A beautiful picnic area and swimming hole, surrounded by natural bushland and only an hour drive from Darwin, this makes for a great day trip. Just be careful to keep your eyes peeled for crocodiles – they are very stealthy creatures and have been known to nab the odd tourist for their meal, though they are well monitored in the popular swimming holes.
Litchfield National Park
Situated 120 km out of town on a sealed road, you can easily visit Litchfield National Park for a day trip, though no doubt you could take a bit more time to truly appreciate the magical swimming holes, waterfalls and walks.
Kakadu National Park
Covering approximately 20,000 km, this magical national park is brimming with swimming holes, waterfalls, amazing views and walking tracks, not to mention the giant termite mounds! Hire a four-wheel drive or take a tour to explore this region properly. I booked onto a three day four-wheel drive tour which, while expensive, offered a wonderful insight into the natural flora and fauna, as well as the Aboriginal customs and traditions of the land. By being part of a tour, the guide was able to take us to some of the best places, including Jim Jim Falls. If you are to take your own vehicle, be prepared for extremely rough tracks. Make sure you are well equipped for emergencies – you wouldn’t want to run out of fuel here!

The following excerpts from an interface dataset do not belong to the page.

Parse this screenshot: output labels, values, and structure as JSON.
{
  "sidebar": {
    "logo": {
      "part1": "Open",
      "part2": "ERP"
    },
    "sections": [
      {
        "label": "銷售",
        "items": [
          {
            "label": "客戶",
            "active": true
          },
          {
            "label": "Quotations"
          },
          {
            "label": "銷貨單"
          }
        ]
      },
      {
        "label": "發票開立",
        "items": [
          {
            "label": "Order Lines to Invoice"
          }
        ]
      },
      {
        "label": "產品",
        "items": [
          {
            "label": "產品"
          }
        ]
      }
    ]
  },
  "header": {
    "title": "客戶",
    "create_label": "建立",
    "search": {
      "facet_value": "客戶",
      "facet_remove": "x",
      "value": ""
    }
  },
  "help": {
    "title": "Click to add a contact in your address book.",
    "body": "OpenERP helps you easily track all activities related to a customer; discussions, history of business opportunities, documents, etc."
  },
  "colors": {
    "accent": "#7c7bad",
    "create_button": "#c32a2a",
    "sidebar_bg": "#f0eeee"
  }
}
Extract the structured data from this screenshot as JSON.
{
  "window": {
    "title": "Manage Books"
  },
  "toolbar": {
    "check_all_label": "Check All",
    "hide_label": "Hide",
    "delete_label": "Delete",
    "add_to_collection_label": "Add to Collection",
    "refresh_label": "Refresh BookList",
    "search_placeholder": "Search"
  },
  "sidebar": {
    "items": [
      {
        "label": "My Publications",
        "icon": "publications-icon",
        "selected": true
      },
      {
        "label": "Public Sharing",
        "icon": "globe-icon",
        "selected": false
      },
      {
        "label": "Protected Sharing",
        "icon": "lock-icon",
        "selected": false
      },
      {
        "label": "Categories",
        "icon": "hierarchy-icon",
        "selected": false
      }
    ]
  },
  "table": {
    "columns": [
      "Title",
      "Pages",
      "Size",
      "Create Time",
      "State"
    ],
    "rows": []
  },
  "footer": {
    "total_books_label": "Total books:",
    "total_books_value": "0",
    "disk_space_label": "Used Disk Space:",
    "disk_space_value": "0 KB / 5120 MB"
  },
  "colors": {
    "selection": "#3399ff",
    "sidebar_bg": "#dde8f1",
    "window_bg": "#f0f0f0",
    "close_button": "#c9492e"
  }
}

As you can see, if you are visiting the Northern Territory, you certainly won’t run out of things to do. Just be careful! Along with stingers in the ocean, snakes in the bush and crocodiles in the water holes, you wouldn’t want your van to break down and end up like this!
Have you ever been to the Northern Territory? Where would you recommend visiting?